WHAT YOU SHOULD DO
Every line in the material below that includes "JSON" should be copied.

DATA SHOWN
*** Block opens ***

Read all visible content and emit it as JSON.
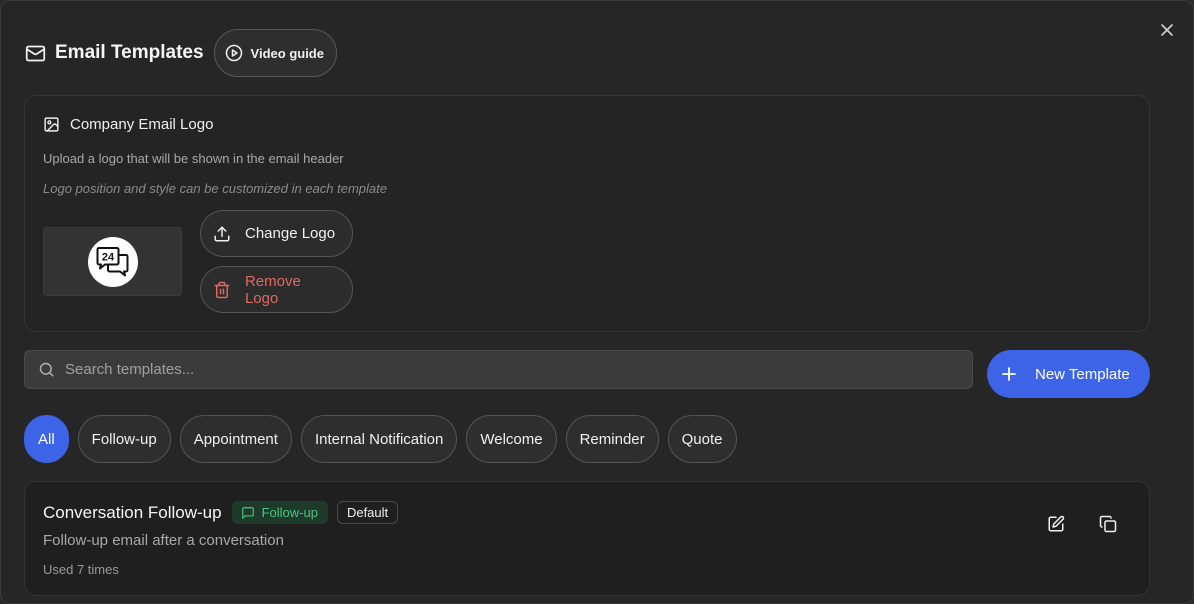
{
  "header": {
    "title": "Email Templates",
    "video_guide_label": "Video guide"
  },
  "logo_section": {
    "title": "Company Email Logo",
    "description": "Upload a logo that will be shown in the email header",
    "hint": "Logo position and style can be customized in each template",
    "logo_text": "24",
    "change_label": "Change Logo",
    "remove_label": "Remove Logo"
  },
  "search": {
    "placeholder": "Search templates...",
    "value": ""
  },
  "new_template_label": "New Template",
  "filters": [
    "All",
    "Follow-up",
    "Appointment",
    "Internal Notification",
    "Welcome",
    "Reminder",
    "Quote"
  ],
  "active_filter": "All",
  "templates": [
    {
      "name": "Conversation Follow-up",
      "category": "Follow-up",
      "default_label": "Default",
      "description": "Follow-up email after a conversation",
      "usage": "Used 7 times"
    }
  ],
  "colors": {
    "accent": "#3d63e6",
    "danger": "#e06a5e",
    "category_green": "#4cc37f"
  }
}
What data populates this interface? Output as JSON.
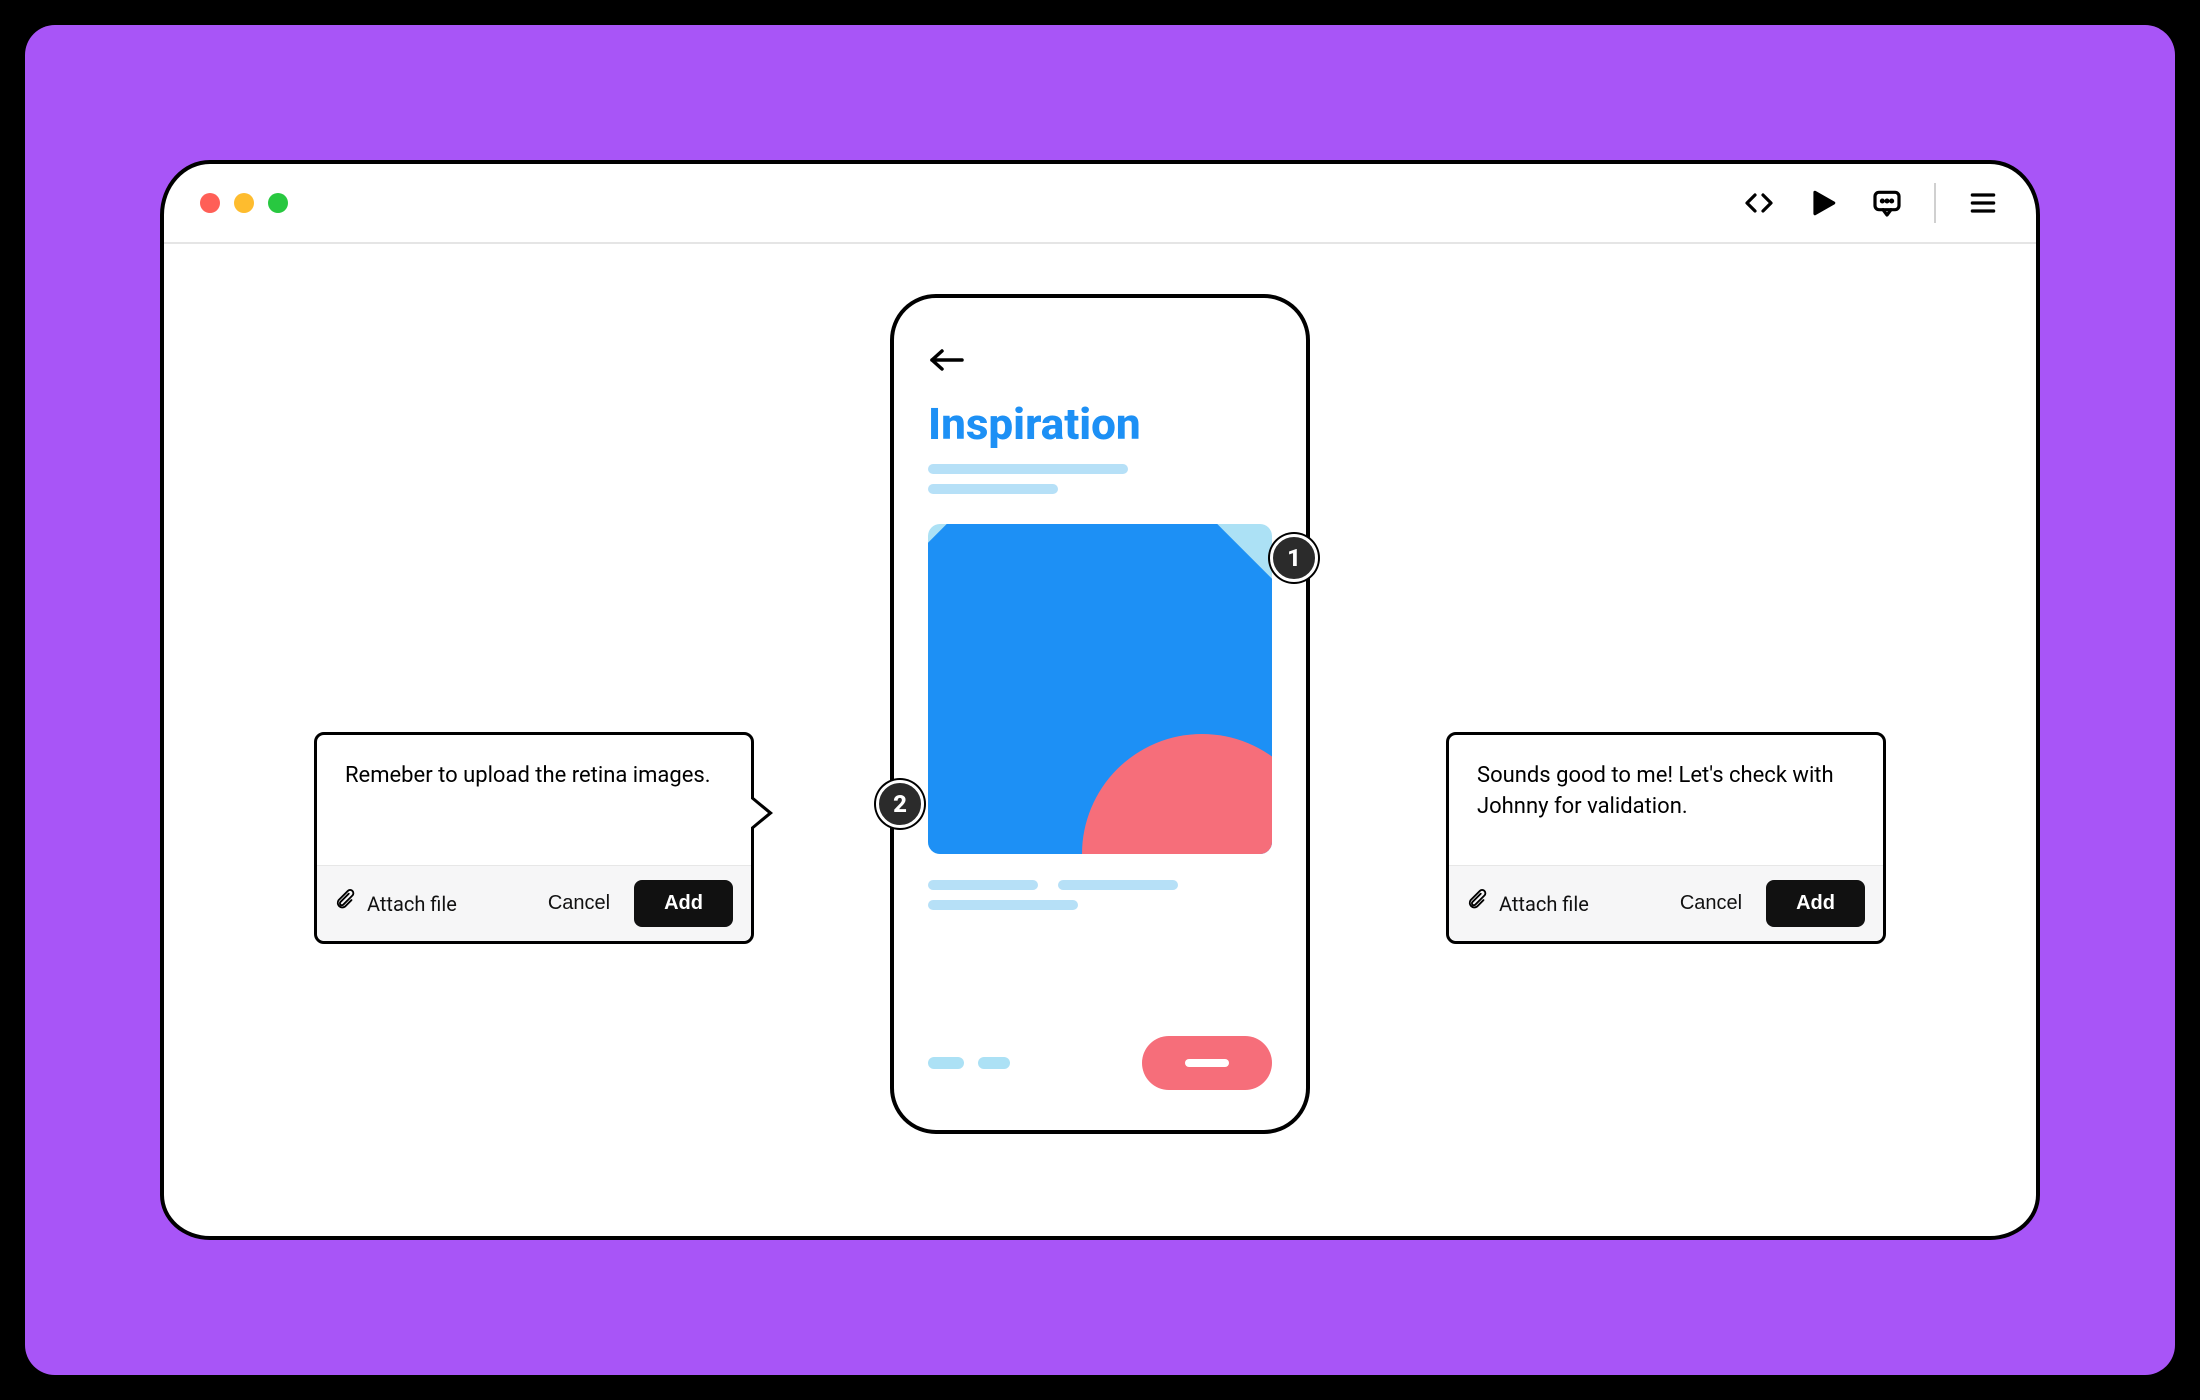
{
  "toolbar": {
    "icons": [
      "code",
      "play",
      "comment",
      "menu"
    ]
  },
  "phone": {
    "title": "Inspiration"
  },
  "hotspots": {
    "one": "1",
    "two": "2"
  },
  "comments": {
    "left": {
      "text": "Remeber to upload the retina images.",
      "attach_label": "Attach file",
      "cancel_label": "Cancel",
      "add_label": "Add"
    },
    "right": {
      "text": "Sounds good to me! Let's check with Johnny for validation.",
      "attach_label": "Attach file",
      "cancel_label": "Cancel",
      "add_label": "Add"
    }
  }
}
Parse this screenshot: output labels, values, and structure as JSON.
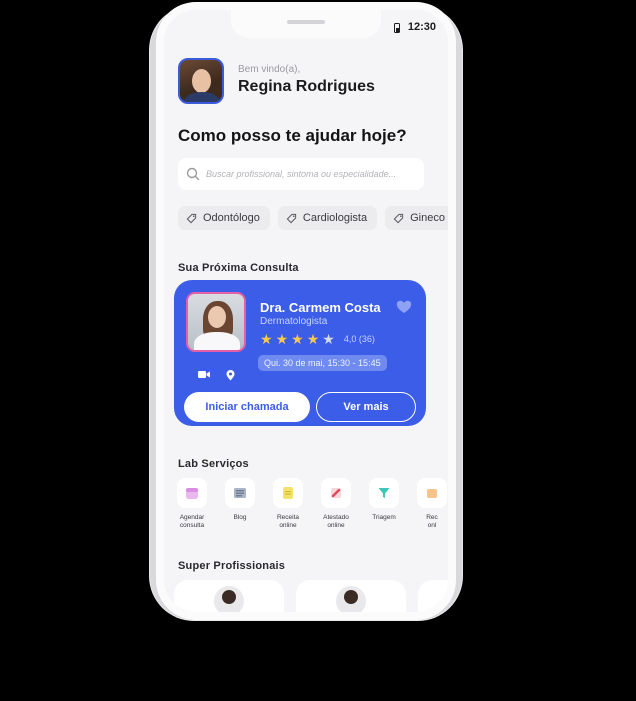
{
  "status": {
    "time": "12:30"
  },
  "header": {
    "greeting": "Bem vindo(a),",
    "user_name": "Regina Rodrigues"
  },
  "headline": "Como posso te ajudar hoje?",
  "search": {
    "placeholder": "Buscar profissional, sintoma ou especialidade..."
  },
  "chips": [
    "Odontólogo",
    "Cardiologista",
    "Gineco"
  ],
  "next_appointment": {
    "section_title": "Sua Próxima Consulta",
    "doctor_name": "Dra. Carmem Costa",
    "specialty": "Dermatologista",
    "stars": 4,
    "rating": "4,0 (36)",
    "slot": "Qui. 30 de mai, 15:30 - 15:45",
    "call_button": "Iniciar chamada",
    "more_button": "Ver mais",
    "colors": {
      "card": "#3b5de7",
      "star": "#f7c948",
      "photo_border": "#e55fa8"
    }
  },
  "lab_services": {
    "section_title": "Lab Serviços",
    "items": [
      {
        "label": "Agendar\nconsulta",
        "icon": "calendar-icon"
      },
      {
        "label": "Blog",
        "icon": "newspaper-icon"
      },
      {
        "label": "Receita\nonline",
        "icon": "prescription-icon"
      },
      {
        "label": "Atestado\nonline",
        "icon": "certificate-icon"
      },
      {
        "label": "Triagem",
        "icon": "funnel-icon"
      },
      {
        "label": "Rec\nonl",
        "icon": "box-icon"
      }
    ]
  },
  "super_pros": {
    "section_title": "Super Profissionais"
  }
}
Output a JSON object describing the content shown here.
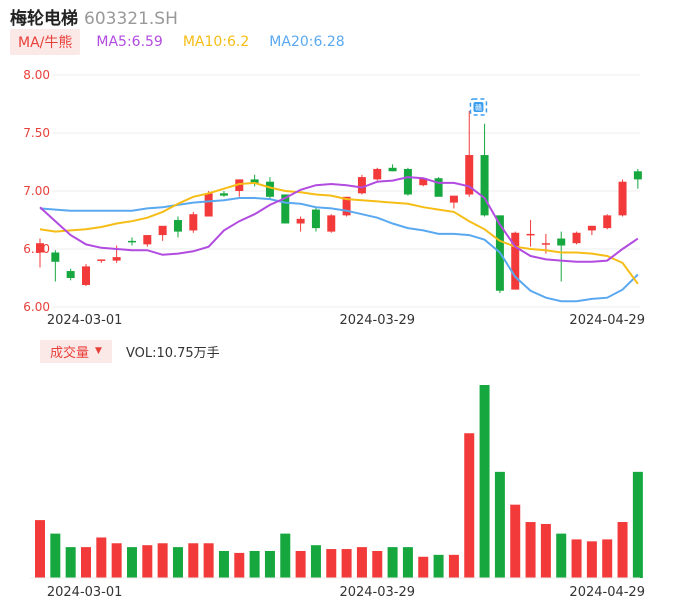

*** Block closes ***

RESULT
Read all visible content and emit it as JSON.
What data populates this interface? Output as JSON.
Parse this screenshot: output labels, values, and structure as JSON.
Output a JSON object describing the content shown here.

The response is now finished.